Sample 2 was produced as described above with reference to the leather 1, with the pigment of the first layer 4 coloured black, providing also all the layers indicated above, as well as the textile layer 7, of a light colour. This represents the preferred exemplary embodiment of the present invention. The diagram resulting from the analysis is shown in FIG. 3, together with the precise reflectance value recorded at 980 nm.

Sample 3

Sample 3 differs from the preceding sample 2 in that it does not provide the second layer 5, in which the white pigment is dispersed.

Sample 3 was subjected to analysis in two different operating states. In the first case the sample was spread out on a light-coloured support (diagram of FIG. 4), while in the second case it was spread out on a dark-coloured support (diagram of FIG. 5). Both FIGS. 4 and 5 further indicate the precise reflectance value recorded at 980 nm.

As may be observed from the results of the analyses, the leather produced according to the prior art has a reflectance of less than 10% both in the visible spectrum and in the region of the near infrared, as might be expected.

With a leather of this type, therefore, the great majority of the infrared radiation is transmitted through the leather or is absorbed by same, causing the known drawback of overheating.

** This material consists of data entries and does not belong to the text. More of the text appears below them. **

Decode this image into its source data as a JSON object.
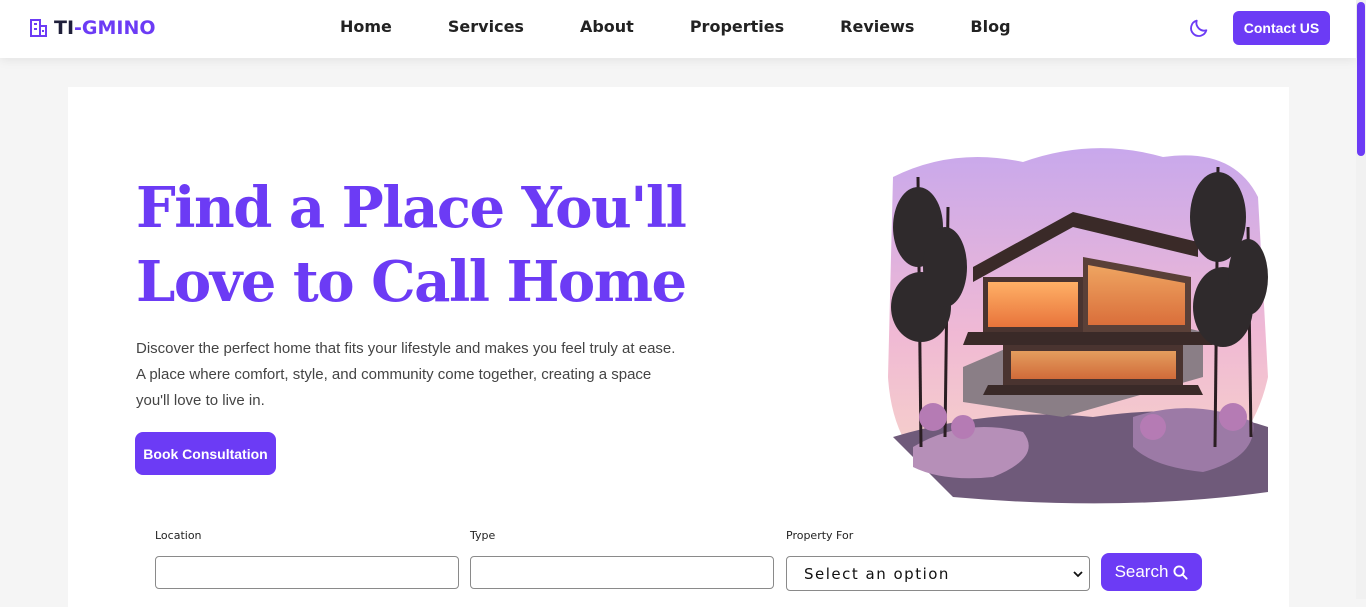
{
  "brand": {
    "ti": "TI",
    "dash": "-",
    "gm": "GMINO",
    "accent": "#6c3bf5"
  },
  "nav": {
    "links": [
      "Home",
      "Services",
      "About",
      "Properties",
      "Reviews",
      "Blog"
    ],
    "theme_icon": "moon-icon",
    "contact_label": "Contact US"
  },
  "hero": {
    "title": "Find a Place You'll Love to Call Home",
    "description": "Discover the perfect home that fits your lifestyle and makes you feel truly at ease. A place where comfort, style, and community come together, creating a space you'll love to live in.",
    "cta_label": "Book Consultation"
  },
  "search": {
    "location_label": "Location",
    "location_value": "",
    "type_label": "Type",
    "type_value": "",
    "property_for_label": "Property For",
    "property_for_selected": "Select an option",
    "search_label": "Search",
    "search_icon": "search-icon"
  }
}
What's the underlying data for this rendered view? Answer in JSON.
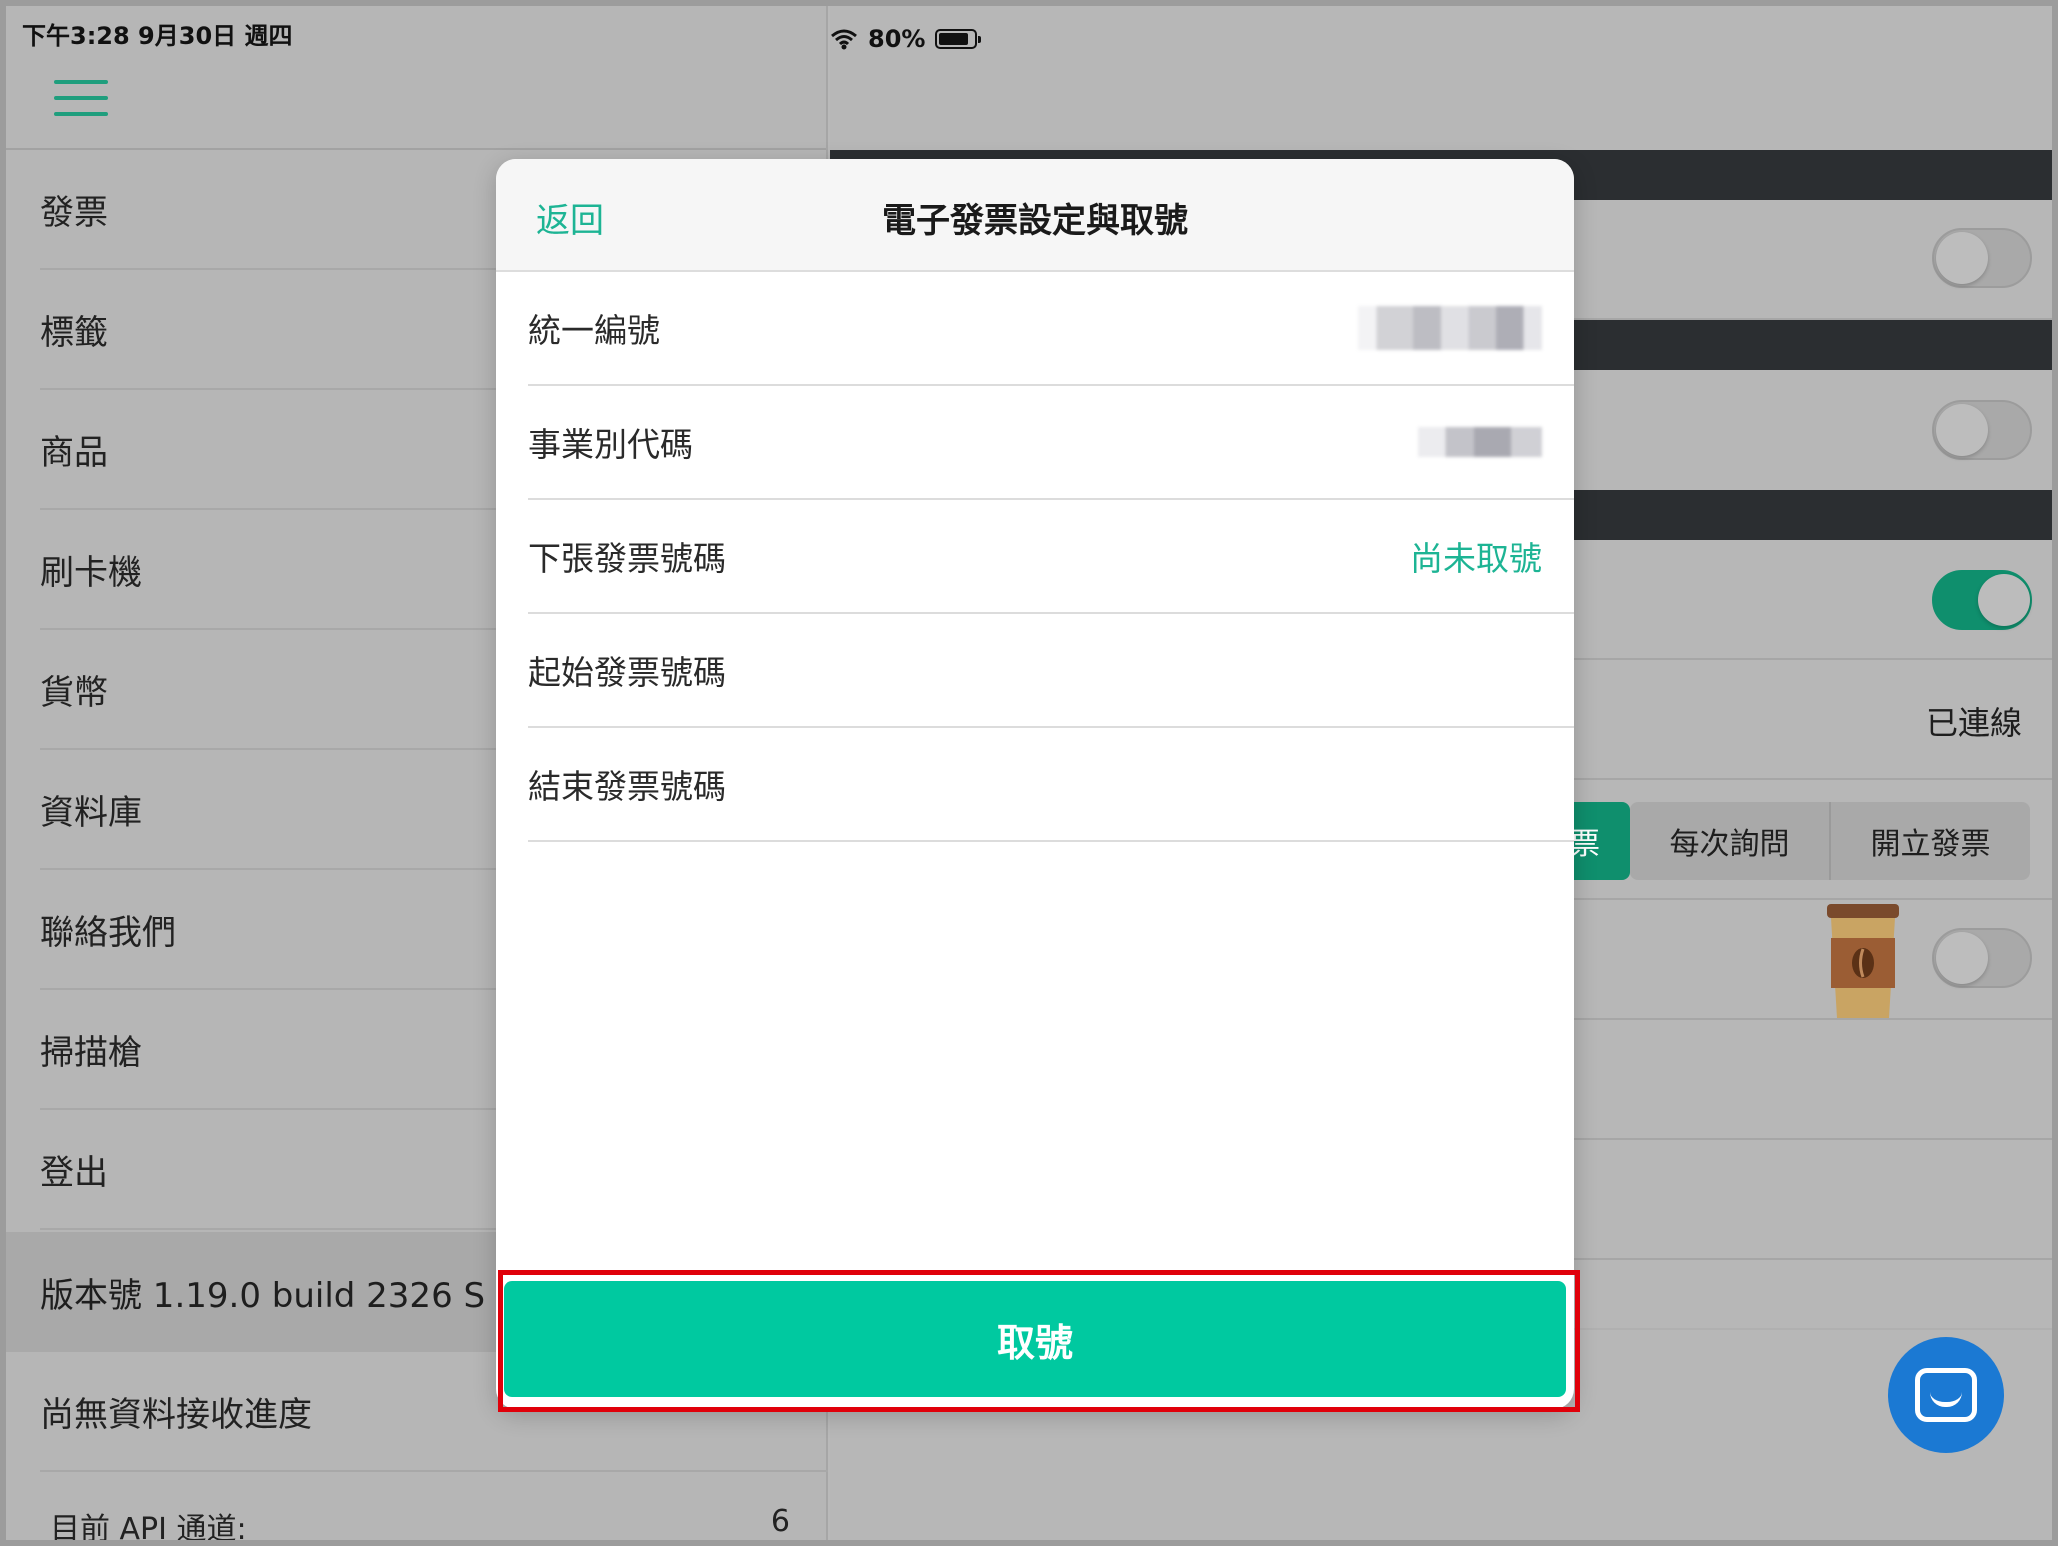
{
  "status_bar": {
    "time_date": "下午3:28   9月30日 週四",
    "battery": "80%"
  },
  "sidebar": {
    "items": [
      {
        "label": "發票"
      },
      {
        "label": "標籤"
      },
      {
        "label": "商品"
      },
      {
        "label": "刷卡機"
      },
      {
        "label": "貨幣"
      },
      {
        "label": "資料庫"
      },
      {
        "label": "聯絡我們"
      },
      {
        "label": "掃描槍"
      },
      {
        "label": "登出"
      }
    ],
    "version": "版本號 1.19.0   build 2326    S",
    "progress": "尚無資料接收進度",
    "api_label": "目前 API 通道:",
    "api_value": "6"
  },
  "background_panel": {
    "connected_status": "已連線",
    "segments": [
      "每次詢問",
      "開立發票"
    ],
    "segment_partial": "票"
  },
  "modal": {
    "back": "返回",
    "title": "電子發票設定與取號",
    "fields": [
      {
        "label": "統一編號",
        "value": ""
      },
      {
        "label": "事業別代碼",
        "value": ""
      },
      {
        "label": "下張發票號碼",
        "value": "尚未取號"
      },
      {
        "label": "起始發票號碼",
        "value": ""
      },
      {
        "label": "結束發票號碼",
        "value": ""
      }
    ],
    "take_number_button": "取號"
  },
  "colors": {
    "accent": "#00c9a0",
    "accent_text": "#1db494",
    "highlight": "#e0000a",
    "chat_button": "#1b79d3"
  }
}
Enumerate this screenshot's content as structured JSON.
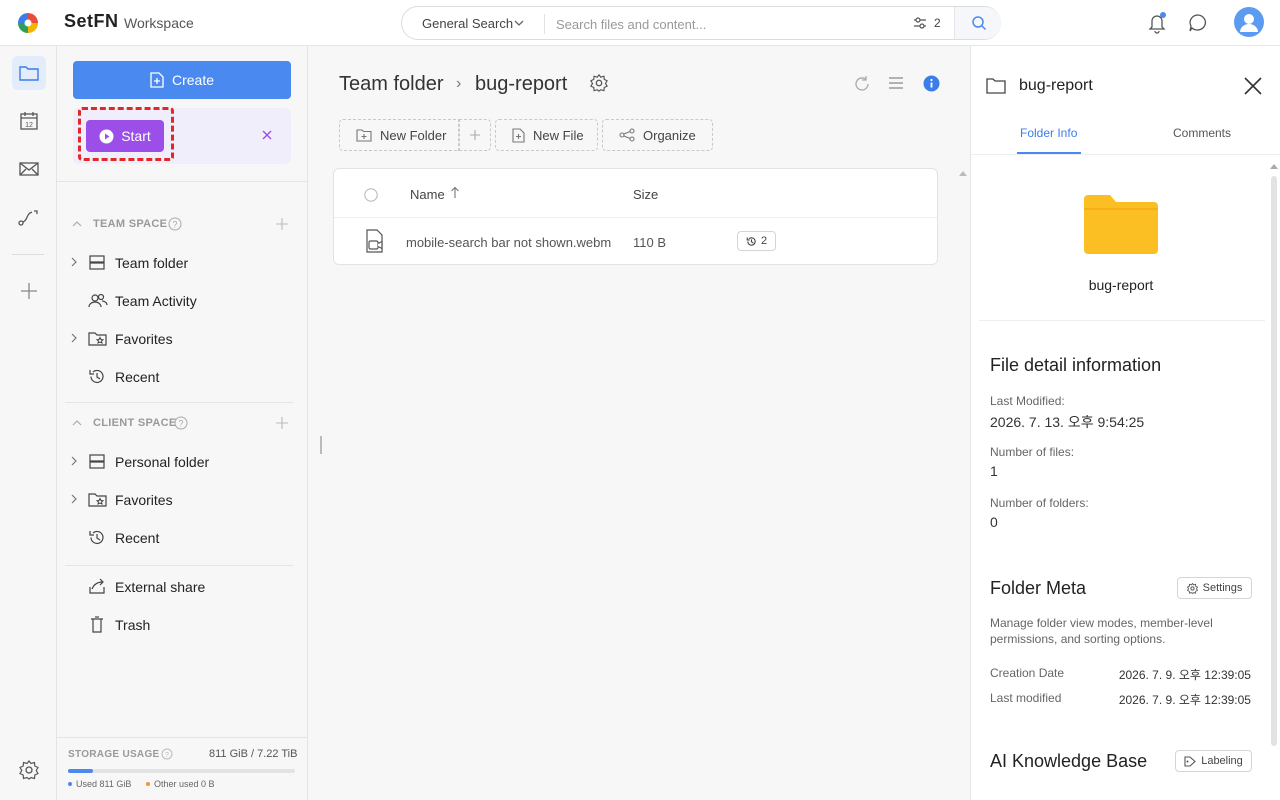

Samples 2 and 3, however, exhibited a decidedly better behaviour. In fact, while maintaining a low reflectance in the visible field, necessary for imparting the dark coloration to the leather, they reflect a significant fraction of the infrared radiation, which will therefore not heat the leather or any underlying padding.

Surprisingly, more detailed examination of the results of the analyses shows that the performances of the different samples on the other hand differ significantly from one another. In particular, it will be noted that sample 2, provided with a layer with white pigment and also with light-coloured fabric, has an optimum reflectance of around 73.5%, as a against a maximum reflectance of around 58% in the case of the absence of the layer with white pigment.

It should further be noted that in the case of the absence of the layer with the white pigment, the colour of the support on which the sample to be analyzed is deposited also assumes importance, inasmuch as when changing from a light-coloured to a dark-coloured support the reflectance drops from around 58% to around 41%. On the other hand, the presence of the layer with white pigment renders substantially negligible the coloration of the support on which the sample is deposited during analysis.

The results therefore highlight the importance of the provision in the multi-layer structure of the synthetic layer according to the invention of a layer capable of reflecting the infrared radiation, constituted to some extent by the light-coloured textile and, in particular, by the layer with the white pigment. That layer therefore has the function of reflecting a large part of the infrared radiation not reflected by the pigments with high IR reflectance that are present in the first layer. The polymeric material constituting the different layers of the leather is in fact substantially transparent to infrared radiation.

The presence of the layer of white pigment and/or of the light-coloured textile therefore advantageously makes it possible to avoid overheating, not only of the synthetic leather, but also of the material to which the leather itself is applied.

Particularly important and typical is the case of polyurethane paddings used for saddles for bicycles, motorcycles and vehicles in general, which absorb a considerable part of the infrared radiation and which would therefore tend to overheat and to heat the synthetic leather by conduction.

It should further be noted that such layer may conveniently be light-coloured or white, without altering the colour of the leather as perceived by the user when examining it on the outer surface, which is normally the only visible one, inasmuch as this layer is always hidden by the first layer containing the high-reflectance coloured pigments.

The present invention therefore solves the problem mentioned above with reference to the prior art cited, at the same time offering numerous other advantages, including the fact that, by avoiding overheating of the synthetic leather, its service life is also extended, owing to the slowing down of the normal ageing processes.